My wife and I are about to totally redo the outside of our log home that we purchased last November. I've been researching for several weeks and I think I have a decent game plan together, however, before I start spending money and breaking a sweat I'd like to run my plan by some more experienced folk to make sure I'm not way off base. It's a little long so feel free to skim, I appreciate any guidance or comments.
House construction & condition:
Home is a butt & pass style log home with 6x8 milled D shape red cedar logs. The first floor is all solid cedar logs, the seconds floor is 2x4 walls with cedar log siding. The house was improperly stripped and stained about 2 years ago by previous owners. There are lots of spots where stain was applied over felted wood that was not sanded after pressure washing and there are locations where it appears that the wood had not fully dried before it was stained. As a result, the color is very uneven and faded with some spots being very dark and others looking nearly free of stain. The previous owners also did not stain the ends of the logs leaving the wood open to soak up lots of moisture which has resulted in mold growth at the corners of the house. A few pictures of the home are attached.
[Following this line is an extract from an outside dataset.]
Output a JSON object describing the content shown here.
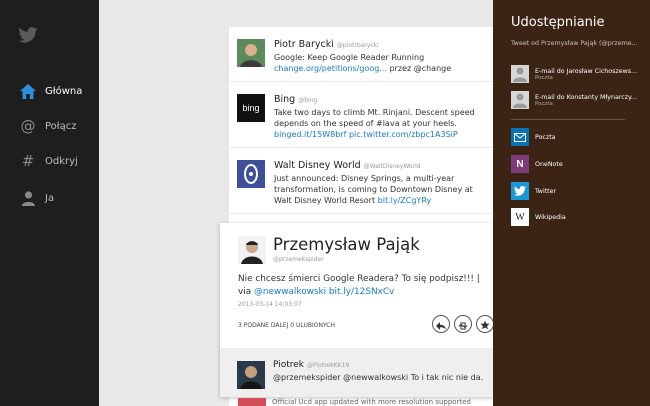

House Exterior Restoration Plan:
The plan of action you have in place is a good one. I would agree that sanding down will probably be your best bet. Glad to hear you got stain samples. That's always wise to try first. I'm biased on the brands, so I'll let others comment on that. :-)
A couple thoughts for you:
1) A wash down with a diluted bleach solution afterwards will work, but you'll want to be sure you thoroughly rinse that bleach off. Residual bleach will degrade and weaken the wood fibers and can cause premature stain failure. (Really, it's not the stain that will be failing, but the wood fibers themselves.)
2) If applying the stain by brush, make sure you don't skimp. You want to be sure that the recommended coverage rates are still followed. So, for example, if coverage rates say you should be using at least 15 gallons of stain and you have 5 left over when you're done, you probably need to apply another coat. :-) The coverage rates are a good guideline to follow to ensure you have enough pigment on the surface to protect the home.
Now to answer your questions:
1) Bug Juice is a great insect additive for water-based stains. Do NOT use NBS 30 in water-based stains. The citronella oil in it can severely slow down (and sometimes completely inhibit) the dry time on water-based stains. In general, any insect additive that can be added to latex paint can be used in a latex stain, as well.
2) For the first go around, apply the clear coat before any chinking or caulking. It will make cleaning up any drips or runs from tooling the chinking/caulking much, much easier. Of course, future maintenance will require that you clear coat over the chinking/caulking, which is fine. The clear coat won't do anything to extend the already long life of chinking. :-) Most folks will not have to replace the chinking during the life of the home.
3) If you purchase your products from a specialty log home products supplier, they're going to have all of those tools for you - in bulk, in stock, ready to go. :-) Feel free to contact us for names of the retailers closest to you.
Hope that helps! We'll be excited to watch your progress. Be sure to post pictures so we can see how it goes. Let us know how else we can be of assistance.
Have a great weekend!
--- Charis w/ Sashco - email@example.com - www.sashco.com/log-home
Thanks for the advice!
Can the bug juice additive you mentioned be mixed with an oil based stain like Sascho's Transformation?
Yes, Bug Juice works in both types of stain, so it's a good choice no matter which direction you go. It's not our product, but the one we found works the best with Sashco stains. Most of the retailers who sell Sashco products also carry the Bug Juice.
Hey! I would suggest Bug Juice! I've used it before and it is great at removing stains.